Instructions to follow
Return, from the lines below, each one that includes the word "title".

Source material
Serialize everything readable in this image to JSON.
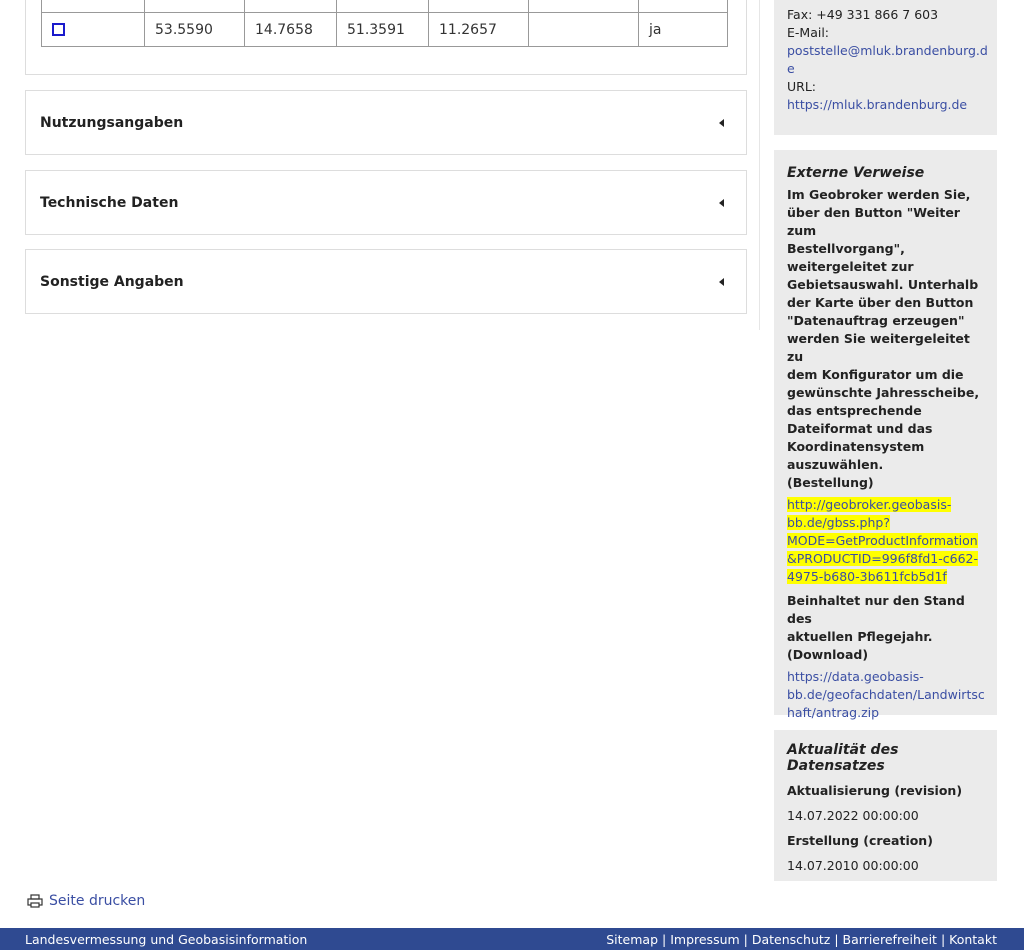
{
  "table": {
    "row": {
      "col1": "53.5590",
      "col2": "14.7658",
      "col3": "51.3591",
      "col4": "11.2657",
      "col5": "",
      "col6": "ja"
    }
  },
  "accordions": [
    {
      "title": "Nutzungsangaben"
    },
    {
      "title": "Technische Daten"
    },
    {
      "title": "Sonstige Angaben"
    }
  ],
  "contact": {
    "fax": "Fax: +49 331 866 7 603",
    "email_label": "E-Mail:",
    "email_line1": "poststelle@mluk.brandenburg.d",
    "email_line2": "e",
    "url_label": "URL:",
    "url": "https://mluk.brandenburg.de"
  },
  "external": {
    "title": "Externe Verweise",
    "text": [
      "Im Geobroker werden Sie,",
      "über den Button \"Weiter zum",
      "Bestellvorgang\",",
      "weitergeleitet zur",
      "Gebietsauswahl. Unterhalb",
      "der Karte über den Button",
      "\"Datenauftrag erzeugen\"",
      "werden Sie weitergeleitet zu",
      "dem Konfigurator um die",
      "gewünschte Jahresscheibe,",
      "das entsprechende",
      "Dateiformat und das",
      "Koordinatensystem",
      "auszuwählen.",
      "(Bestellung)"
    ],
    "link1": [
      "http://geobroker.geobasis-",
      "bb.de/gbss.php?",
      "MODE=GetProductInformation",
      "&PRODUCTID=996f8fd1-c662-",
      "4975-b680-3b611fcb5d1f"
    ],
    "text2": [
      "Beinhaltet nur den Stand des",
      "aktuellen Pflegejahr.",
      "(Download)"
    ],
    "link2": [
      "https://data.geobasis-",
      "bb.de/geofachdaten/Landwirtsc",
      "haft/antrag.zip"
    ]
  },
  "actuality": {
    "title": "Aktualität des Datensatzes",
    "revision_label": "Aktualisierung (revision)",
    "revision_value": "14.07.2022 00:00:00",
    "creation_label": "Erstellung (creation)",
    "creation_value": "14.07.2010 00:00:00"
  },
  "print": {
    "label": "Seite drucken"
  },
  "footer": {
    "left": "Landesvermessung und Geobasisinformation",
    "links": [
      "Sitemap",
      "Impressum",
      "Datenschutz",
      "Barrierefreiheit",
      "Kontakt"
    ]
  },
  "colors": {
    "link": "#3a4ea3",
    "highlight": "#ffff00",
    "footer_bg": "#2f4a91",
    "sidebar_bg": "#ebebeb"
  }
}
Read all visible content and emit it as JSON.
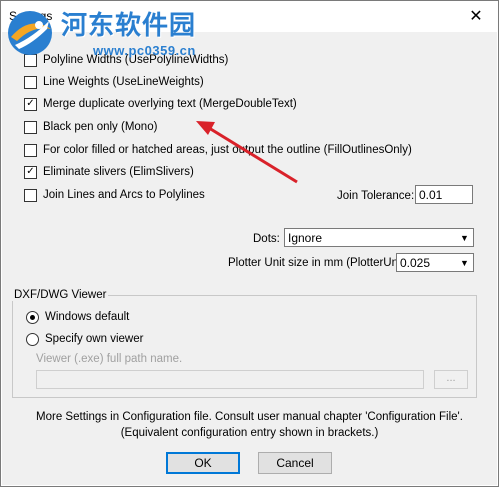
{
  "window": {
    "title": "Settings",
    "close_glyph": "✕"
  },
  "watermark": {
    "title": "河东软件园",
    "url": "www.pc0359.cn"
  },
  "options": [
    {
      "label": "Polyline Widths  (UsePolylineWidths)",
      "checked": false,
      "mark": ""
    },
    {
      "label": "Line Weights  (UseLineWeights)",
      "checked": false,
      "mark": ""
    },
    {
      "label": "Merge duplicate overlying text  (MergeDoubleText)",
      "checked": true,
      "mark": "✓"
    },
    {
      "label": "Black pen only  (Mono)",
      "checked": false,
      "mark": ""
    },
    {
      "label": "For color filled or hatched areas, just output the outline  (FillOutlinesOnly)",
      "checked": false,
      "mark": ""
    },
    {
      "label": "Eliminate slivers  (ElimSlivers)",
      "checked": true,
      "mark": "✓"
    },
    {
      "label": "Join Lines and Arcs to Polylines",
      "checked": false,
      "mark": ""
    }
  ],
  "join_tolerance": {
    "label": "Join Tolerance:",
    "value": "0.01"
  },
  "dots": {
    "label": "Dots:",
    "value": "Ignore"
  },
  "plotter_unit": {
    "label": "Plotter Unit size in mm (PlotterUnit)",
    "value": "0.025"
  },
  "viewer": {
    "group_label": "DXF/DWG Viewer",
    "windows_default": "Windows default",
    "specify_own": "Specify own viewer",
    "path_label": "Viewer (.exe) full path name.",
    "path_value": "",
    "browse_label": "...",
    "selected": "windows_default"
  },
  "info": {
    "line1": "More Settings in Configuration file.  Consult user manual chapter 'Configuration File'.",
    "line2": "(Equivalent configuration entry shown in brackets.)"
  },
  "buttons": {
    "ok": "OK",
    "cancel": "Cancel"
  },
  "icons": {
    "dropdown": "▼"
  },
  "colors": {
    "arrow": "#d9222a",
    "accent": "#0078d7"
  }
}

Output below
      "title": "Nutzungsangaben"
      "title": "Technische Daten"
      "title": "Sonstige Angaben"
    "title": "Externe Verweise",
    "title": "Aktualität des Datensatzes",
    "title": "Settings",
    "title": "河东软件园",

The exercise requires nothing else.